<<<<

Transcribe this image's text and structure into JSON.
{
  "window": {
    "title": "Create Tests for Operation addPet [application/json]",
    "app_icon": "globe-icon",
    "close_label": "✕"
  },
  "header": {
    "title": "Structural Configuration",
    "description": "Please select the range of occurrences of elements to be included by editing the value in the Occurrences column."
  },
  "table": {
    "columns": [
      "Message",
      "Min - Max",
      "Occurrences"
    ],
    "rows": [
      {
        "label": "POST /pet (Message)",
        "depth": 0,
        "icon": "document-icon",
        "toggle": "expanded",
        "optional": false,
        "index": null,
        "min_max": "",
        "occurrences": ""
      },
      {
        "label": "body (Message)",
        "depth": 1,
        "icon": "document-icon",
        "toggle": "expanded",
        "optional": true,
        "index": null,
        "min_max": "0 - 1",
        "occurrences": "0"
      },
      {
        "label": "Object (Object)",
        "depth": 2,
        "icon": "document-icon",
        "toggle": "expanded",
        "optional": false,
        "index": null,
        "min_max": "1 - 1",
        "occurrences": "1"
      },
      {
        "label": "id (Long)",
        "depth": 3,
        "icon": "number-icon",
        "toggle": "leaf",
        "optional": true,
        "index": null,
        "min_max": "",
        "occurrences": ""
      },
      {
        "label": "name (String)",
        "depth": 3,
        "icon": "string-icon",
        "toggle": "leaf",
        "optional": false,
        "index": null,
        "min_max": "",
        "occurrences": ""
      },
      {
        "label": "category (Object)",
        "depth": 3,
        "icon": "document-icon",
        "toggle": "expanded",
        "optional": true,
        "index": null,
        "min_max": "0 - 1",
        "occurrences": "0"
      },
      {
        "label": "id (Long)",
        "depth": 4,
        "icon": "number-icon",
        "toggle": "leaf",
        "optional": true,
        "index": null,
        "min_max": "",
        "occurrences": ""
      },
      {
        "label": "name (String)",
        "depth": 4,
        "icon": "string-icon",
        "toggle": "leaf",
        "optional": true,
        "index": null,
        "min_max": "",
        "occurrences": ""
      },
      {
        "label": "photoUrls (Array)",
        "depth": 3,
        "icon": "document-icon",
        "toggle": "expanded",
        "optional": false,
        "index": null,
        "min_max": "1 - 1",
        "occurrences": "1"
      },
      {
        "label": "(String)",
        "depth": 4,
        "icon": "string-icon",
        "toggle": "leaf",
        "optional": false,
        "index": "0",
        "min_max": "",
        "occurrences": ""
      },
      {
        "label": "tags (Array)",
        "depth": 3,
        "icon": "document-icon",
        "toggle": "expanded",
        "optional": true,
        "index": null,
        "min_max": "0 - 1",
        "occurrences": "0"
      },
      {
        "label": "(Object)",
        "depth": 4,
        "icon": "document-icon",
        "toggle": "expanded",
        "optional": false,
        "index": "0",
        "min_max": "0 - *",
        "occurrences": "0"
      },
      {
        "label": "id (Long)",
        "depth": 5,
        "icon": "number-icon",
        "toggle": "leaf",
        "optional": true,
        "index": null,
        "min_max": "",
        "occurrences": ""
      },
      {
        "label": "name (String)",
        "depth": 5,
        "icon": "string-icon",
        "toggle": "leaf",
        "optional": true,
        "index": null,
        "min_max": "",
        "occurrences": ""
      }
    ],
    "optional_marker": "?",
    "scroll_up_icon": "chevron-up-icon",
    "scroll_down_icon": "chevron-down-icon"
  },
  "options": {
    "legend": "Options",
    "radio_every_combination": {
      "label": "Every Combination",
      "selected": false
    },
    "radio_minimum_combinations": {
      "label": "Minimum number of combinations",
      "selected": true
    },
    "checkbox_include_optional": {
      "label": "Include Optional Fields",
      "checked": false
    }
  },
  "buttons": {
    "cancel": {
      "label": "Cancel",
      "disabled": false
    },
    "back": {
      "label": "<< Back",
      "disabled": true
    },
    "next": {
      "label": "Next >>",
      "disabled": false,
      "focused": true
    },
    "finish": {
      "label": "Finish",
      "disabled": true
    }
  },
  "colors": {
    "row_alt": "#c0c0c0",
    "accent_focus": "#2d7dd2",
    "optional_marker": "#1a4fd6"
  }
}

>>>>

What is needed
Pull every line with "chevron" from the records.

Exercise answer
    "scroll_up_icon": "chevron-up-icon",
    "scroll_down_icon": "chevron-down-icon"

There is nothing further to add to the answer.